When I starting reading Ben Hubbard's Washington Post article
about the use of this tactic by law enforcement, it immediately raised my hackles. But then, as I read on I saw beyond what's on the surface. Not surprisingly, the police aren't too forthcoming about some of the specifics of using GPS to get criminals, but I do have to agree that in some ways it's like having a cop tailing a suspect. Only it's even more accurate and doesn't call for the manpower that following a suspect requires. That in turn saves taxpayer money.
I think that, like it or not, American residents are going to have to accept that we're pretty much under constant surveillance. Security cameras not only at banks and retail stores, hotels, office buildings, elevators, parking garages, schools, gas stations, convenience stores and street intersections and toll booths are now commonplace and can easily be called upon if needed in an investigation.
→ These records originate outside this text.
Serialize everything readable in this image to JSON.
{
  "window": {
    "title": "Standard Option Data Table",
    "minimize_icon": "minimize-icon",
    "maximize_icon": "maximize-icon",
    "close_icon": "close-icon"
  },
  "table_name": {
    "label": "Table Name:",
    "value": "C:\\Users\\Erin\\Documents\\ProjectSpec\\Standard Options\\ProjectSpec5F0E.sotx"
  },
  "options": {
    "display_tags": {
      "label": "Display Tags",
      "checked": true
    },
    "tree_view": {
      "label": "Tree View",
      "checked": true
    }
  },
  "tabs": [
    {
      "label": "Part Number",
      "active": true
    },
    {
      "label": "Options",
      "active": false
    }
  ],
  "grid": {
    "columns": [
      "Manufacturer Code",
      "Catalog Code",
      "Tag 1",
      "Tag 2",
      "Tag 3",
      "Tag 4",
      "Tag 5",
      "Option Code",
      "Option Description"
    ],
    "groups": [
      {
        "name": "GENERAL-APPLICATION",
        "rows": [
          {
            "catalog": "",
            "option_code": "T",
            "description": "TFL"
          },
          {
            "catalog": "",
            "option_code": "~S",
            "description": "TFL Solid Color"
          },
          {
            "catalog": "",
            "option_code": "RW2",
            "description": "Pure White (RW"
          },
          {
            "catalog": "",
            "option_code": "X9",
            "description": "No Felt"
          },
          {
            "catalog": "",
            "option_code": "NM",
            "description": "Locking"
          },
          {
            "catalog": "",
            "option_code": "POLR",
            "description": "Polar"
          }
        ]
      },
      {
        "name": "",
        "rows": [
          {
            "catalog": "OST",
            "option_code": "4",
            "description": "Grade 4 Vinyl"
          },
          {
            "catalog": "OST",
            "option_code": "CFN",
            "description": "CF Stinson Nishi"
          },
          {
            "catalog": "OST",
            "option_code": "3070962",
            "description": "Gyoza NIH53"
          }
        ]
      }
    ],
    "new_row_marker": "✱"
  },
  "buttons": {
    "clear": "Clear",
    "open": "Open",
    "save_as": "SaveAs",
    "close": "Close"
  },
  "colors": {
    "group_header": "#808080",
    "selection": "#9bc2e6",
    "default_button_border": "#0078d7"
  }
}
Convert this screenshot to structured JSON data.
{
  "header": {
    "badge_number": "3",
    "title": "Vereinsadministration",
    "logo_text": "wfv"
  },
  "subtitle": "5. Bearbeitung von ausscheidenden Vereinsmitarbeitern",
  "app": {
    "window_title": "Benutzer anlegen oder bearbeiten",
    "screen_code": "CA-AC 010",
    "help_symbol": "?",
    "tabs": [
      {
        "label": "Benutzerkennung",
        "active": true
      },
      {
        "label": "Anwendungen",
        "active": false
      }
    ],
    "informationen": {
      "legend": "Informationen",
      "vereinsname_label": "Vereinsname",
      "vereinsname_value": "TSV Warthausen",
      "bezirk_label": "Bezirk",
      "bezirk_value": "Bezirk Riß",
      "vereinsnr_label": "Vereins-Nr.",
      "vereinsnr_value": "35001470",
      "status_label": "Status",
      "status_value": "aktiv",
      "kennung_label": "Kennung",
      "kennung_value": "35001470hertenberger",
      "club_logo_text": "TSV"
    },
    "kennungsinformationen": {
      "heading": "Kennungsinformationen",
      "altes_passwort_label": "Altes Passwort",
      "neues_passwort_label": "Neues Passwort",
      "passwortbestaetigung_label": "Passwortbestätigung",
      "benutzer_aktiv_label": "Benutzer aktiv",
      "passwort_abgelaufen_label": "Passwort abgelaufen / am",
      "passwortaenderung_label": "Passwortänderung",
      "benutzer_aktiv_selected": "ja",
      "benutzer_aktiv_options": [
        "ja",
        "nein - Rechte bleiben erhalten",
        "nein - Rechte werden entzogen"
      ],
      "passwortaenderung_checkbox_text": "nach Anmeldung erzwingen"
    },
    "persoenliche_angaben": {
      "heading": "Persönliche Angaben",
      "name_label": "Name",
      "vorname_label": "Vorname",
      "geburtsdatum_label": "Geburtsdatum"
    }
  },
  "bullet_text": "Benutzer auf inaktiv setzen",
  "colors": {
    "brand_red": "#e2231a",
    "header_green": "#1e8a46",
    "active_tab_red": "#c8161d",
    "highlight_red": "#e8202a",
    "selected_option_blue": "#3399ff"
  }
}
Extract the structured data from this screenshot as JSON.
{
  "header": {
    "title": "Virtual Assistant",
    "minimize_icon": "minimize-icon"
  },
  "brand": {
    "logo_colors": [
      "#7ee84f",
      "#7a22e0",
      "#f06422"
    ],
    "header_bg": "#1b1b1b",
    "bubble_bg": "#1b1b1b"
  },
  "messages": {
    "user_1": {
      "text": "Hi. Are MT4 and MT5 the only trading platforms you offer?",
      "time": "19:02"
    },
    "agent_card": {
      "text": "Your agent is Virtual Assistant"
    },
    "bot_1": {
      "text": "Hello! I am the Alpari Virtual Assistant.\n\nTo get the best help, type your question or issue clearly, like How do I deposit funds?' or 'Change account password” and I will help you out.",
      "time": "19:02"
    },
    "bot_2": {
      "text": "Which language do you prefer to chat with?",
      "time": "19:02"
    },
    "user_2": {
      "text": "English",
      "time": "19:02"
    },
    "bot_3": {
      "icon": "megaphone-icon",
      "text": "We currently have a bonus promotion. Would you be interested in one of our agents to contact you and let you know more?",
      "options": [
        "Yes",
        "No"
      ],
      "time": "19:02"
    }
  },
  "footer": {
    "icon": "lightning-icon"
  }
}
While those cameras have their focus on an entire swath of our population, they can nevertheless be used to pinpoint just one individual if need be. GPS on one person's car seems so much more invasive, but is it really?